My take on Running!

A long overdue blog, this is a subject that i have had on my mind for a while and as i have some spare time today i thought i would try and put my ideas down on paper.

Running, very controversial subject i feel, generally you either love running or you hate it. This goes for the general public and trainers alike. Firstly i am going to say that i enjoy running and have got lots from it in my personal fitness but by no means am i a serious runner. I hear “personal trainers” bashing running all the time and i also hear people who run complain they are not getting any results. I don’t like either of these so lets get to the bottom of this argument…

Lets start with some basic pros to running:

High levels of fitness improvement

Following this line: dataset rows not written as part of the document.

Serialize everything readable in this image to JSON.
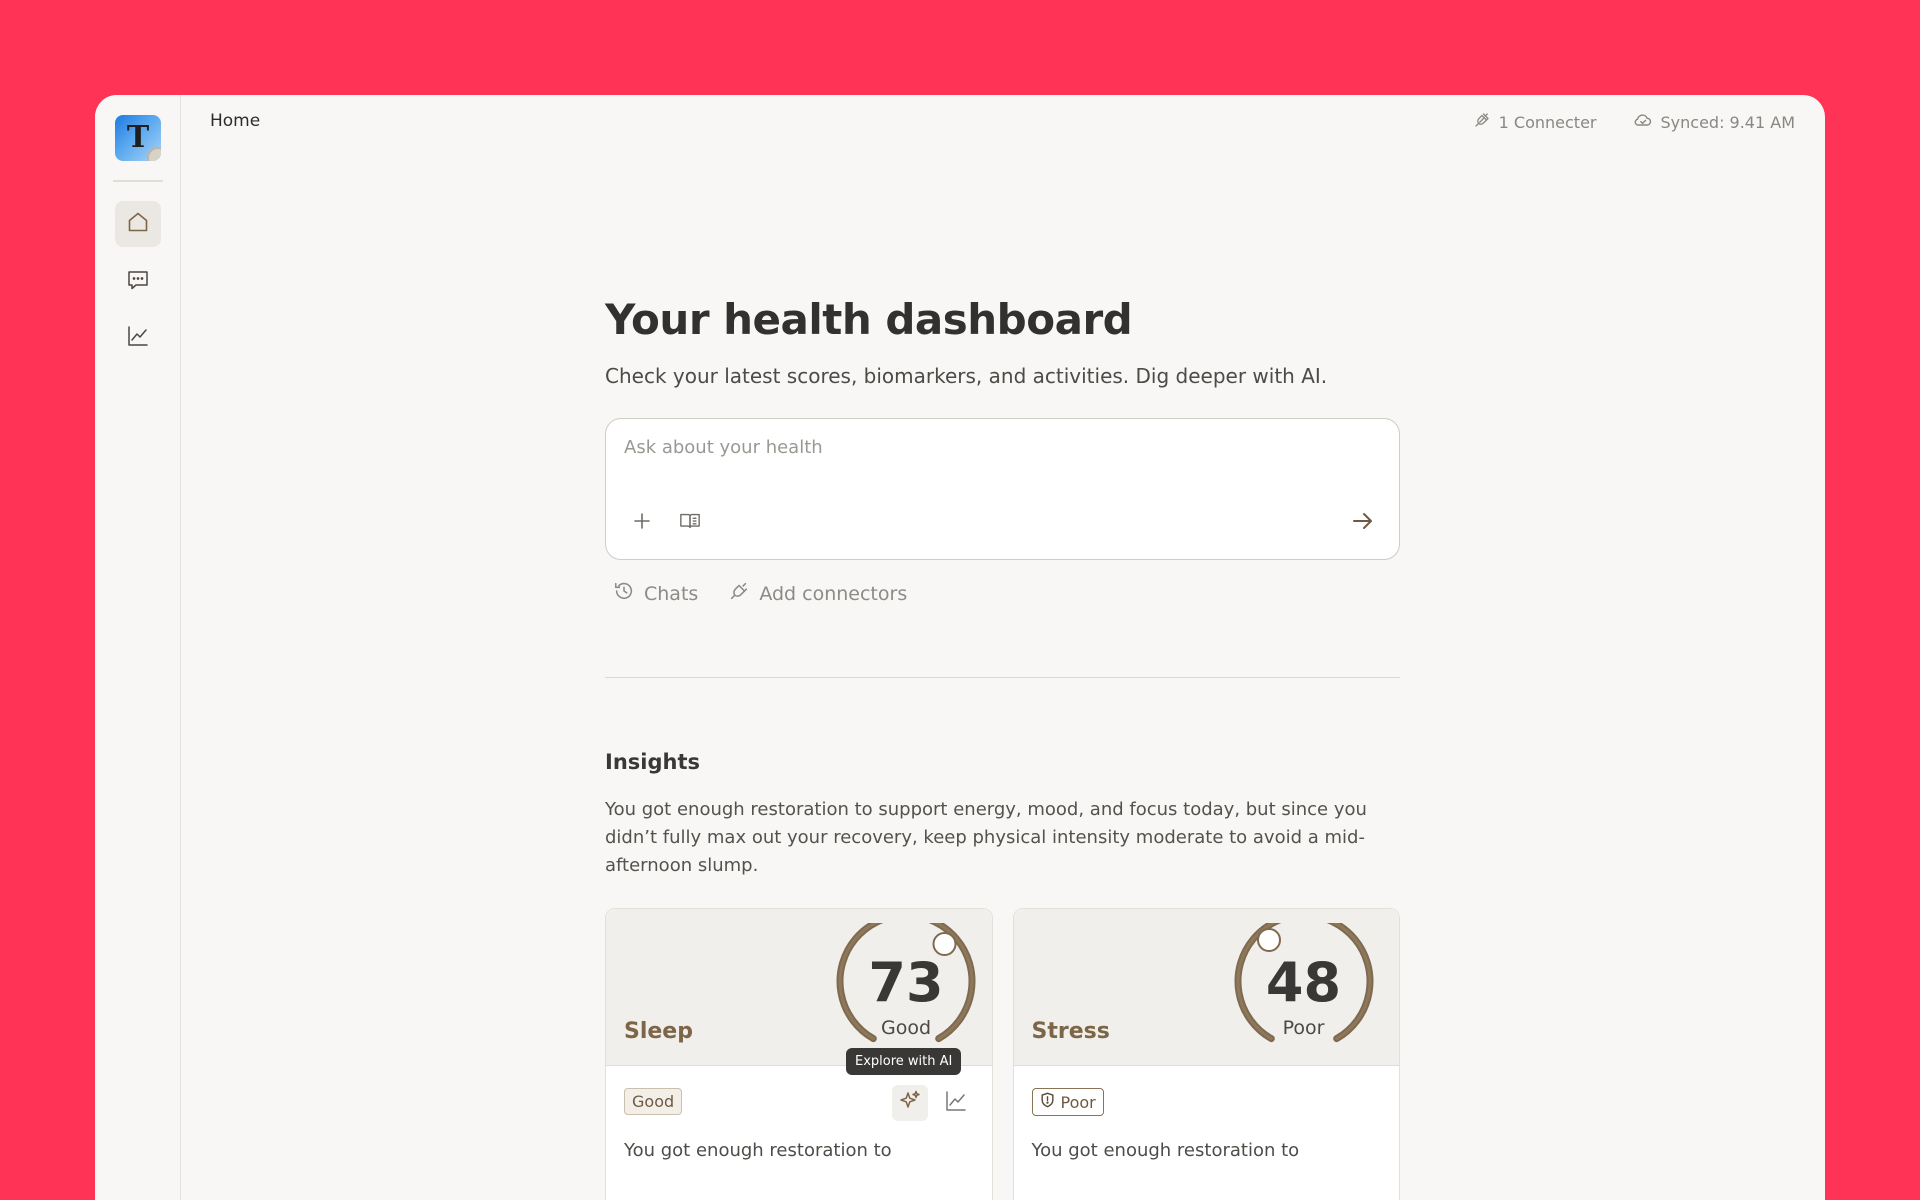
{
  "app": {
    "logo_letter": "T",
    "breadcrumb": "Home"
  },
  "sidebar": {
    "items": [
      {
        "icon": "home-icon",
        "active": true
      },
      {
        "icon": "chat-icon",
        "active": false
      },
      {
        "icon": "chart-icon",
        "active": false
      }
    ]
  },
  "topbar": {
    "connector_label": "1 Connecter",
    "sync_label": "Synced: 9.41 AM"
  },
  "main": {
    "title": "Your health dashboard",
    "subtitle": "Check your latest scores, biomarkers, and activities. Dig deeper with AI.",
    "ask_placeholder": "Ask about your health",
    "links": {
      "chats": "Chats",
      "add_connectors": "Add connectors"
    }
  },
  "insights": {
    "heading": "Insights",
    "text": "You got enough restoration to support energy, mood, and focus today, but since you didn’t fully max out your recovery, keep physical intensity moderate to avoid a mid-afternoon slump."
  },
  "cards": [
    {
      "label": "Sleep",
      "score": "73",
      "rating": "Good",
      "badge": "Good",
      "tooltip": "Explore with AI",
      "text": "You got enough restoration to"
    },
    {
      "label": "Stress",
      "score": "48",
      "rating": "Poor",
      "badge": "Poor",
      "text": "You got enough restoration to"
    }
  ],
  "colors": {
    "background": "#ff3355",
    "accent_brown": "#7d6548",
    "gauge_stroke": "#7f6a4f"
  }
}
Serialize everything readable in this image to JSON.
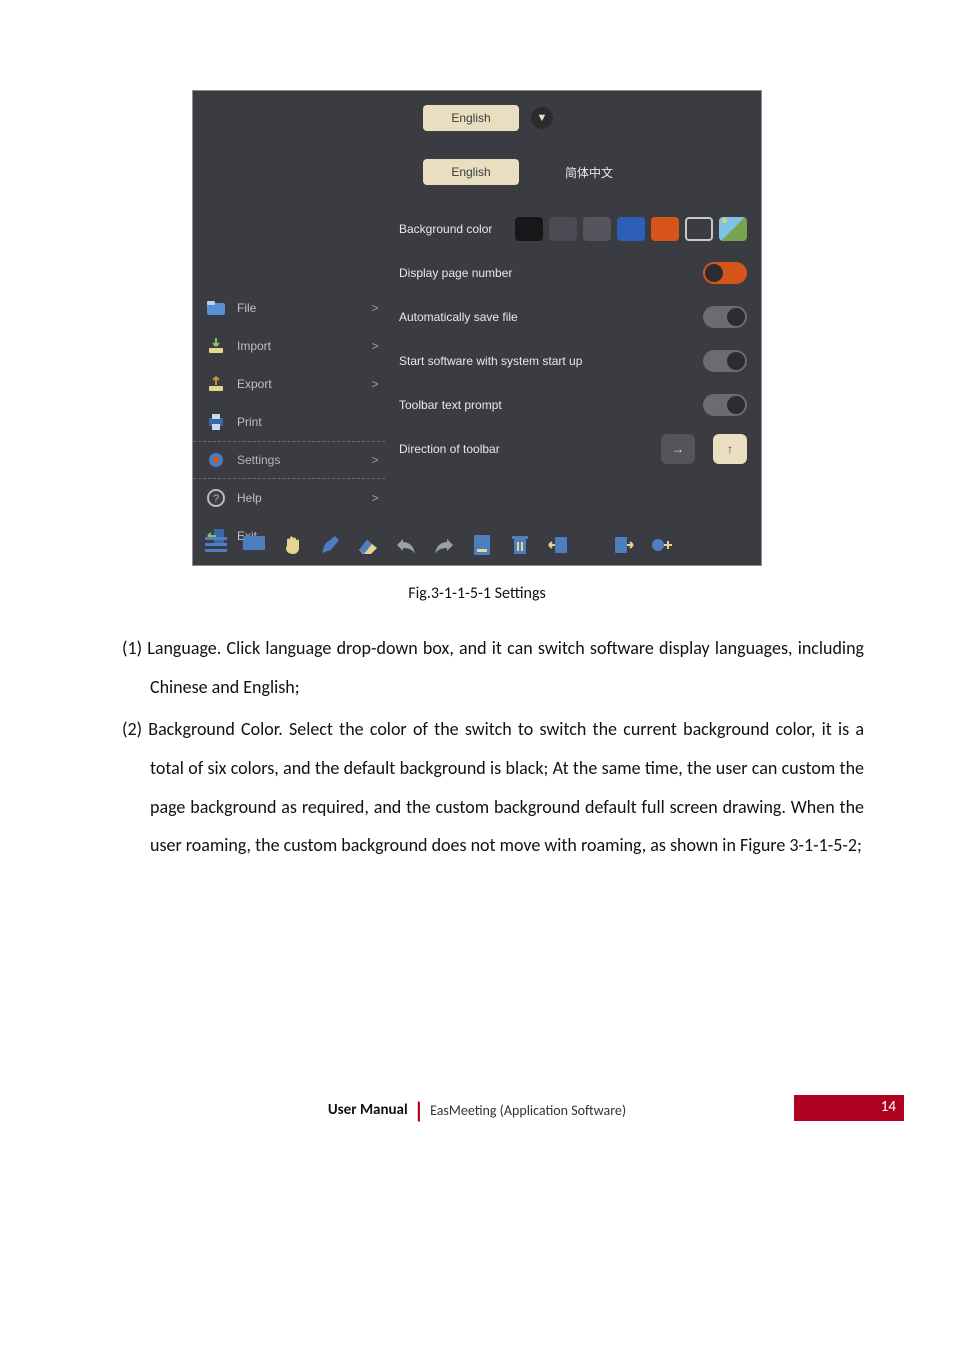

High fat burning potential

Great “core” workout

sport specific as many sports involve running in some way

Potential to improve posture

Can be done anywhere with no gym membership

And now for some negatives:

Impact on the joints from repetitive pounding on the pavement

Not a power sport (like say rowing) so no strength improvement

Can be catabolic to your hard earned muscles

Potential negative effect on posture

Injury potential

Weighing it all up:

So as you can see there is equal positives and negatives to running so whats the answer, should we run or should we not??? Before i answer this lets look a little closer at these points, as like many things in fitness its not as simple as above, many factors come into making this decision such as goals, age, fitness level and type of running your doing. I think the biggest problem with running is people don’t look at it like any other element to training, people think they can just grab trainers and off you go, putting little thought into what they are doing. Such as correct running technique, distances, tempo and recovery. Most people just run, comfortable pace and the same route or distance each time. This is almost a useful as not going in the first place. Its no different than lifting weights and if you take an approach to running like you would when structuring a weight lifting programme its a different story. Like anything i believe running makes a great addition to any training programme if structured properly with goals taken into account. So below i am going to outline some basic principles i go by when structuring running into training programmes:

Running for fat loss:

This has to be the most popular subject so lets dive straight in as most women think its necessary to run a long way, slowly, often to burn fat. WRONG! Fat loss happens best at high intensity, low intensity burns through muscle so each time you are on a long slow run you are actually having a negative effect on fat burning as the more muscle you can hold onto the better metabolic rate you will maintain. I would suggest sprints for fat loss, so something like 5-10 400m sprints with 90 seconds recover between, go all out on each sprint and recover as best as you can. WARNING this is so much harder than it sounds. So a basic week for fat loss might look like 2 weight training sessions working on strength 2 sprint running sessions and possibly 1 longer lo intensity run but only as addition to the other 4 sessions.

Running for endurance:

If you want to run a marathon then running is he obvious choice but i would suggest staying away from these marathon training plans that get you running anywhere from 20-60 miles a week. Unless your a very experienced runner your body will take too much of a beating. mix non impact training in on the rower or in the pool and also do not forget you still need to do some strength training.

Running for strength/fitness:

Want to be fit? compete in adventure races or crossfit? Whats the best way here, this is going to be mixing in lots of elements, i would suggest no more than 1 long run per month, most of your running will be interval based. This is where hill sprint come in, sprint up a short steep hill as fast as you can, walk down to recover and repeat. This is great for speed and strength gains and is horrendously hard. Also another option here is to use running as part of a circuit where you run say 800m and do 20 burpees between each set. options here are endless.

Final thoughts:

I think running is a fantastic part of a training plan and anyone not doing a form of running is missing out on an important element to training. But the structure needs to be based around strength training with running built in to suit the goals of the individual. Running technique is important so before you get going book some training in with a performance coach that is a runner to work on your form and correct postural issues. Shoes are important, i prefer a neutral ride but everyone is different, again get advice from a professional. So i think running can help anyone progress so if your someone that doesn’t run, look to implement some running into your current plan and if your one of these people that runs 4 times a week, the same circuit or same time on a treadmill and are fed up of not getting any results hopefully now you will see where your going wrong and have the knowledge to start making some changes.

Good luck and get running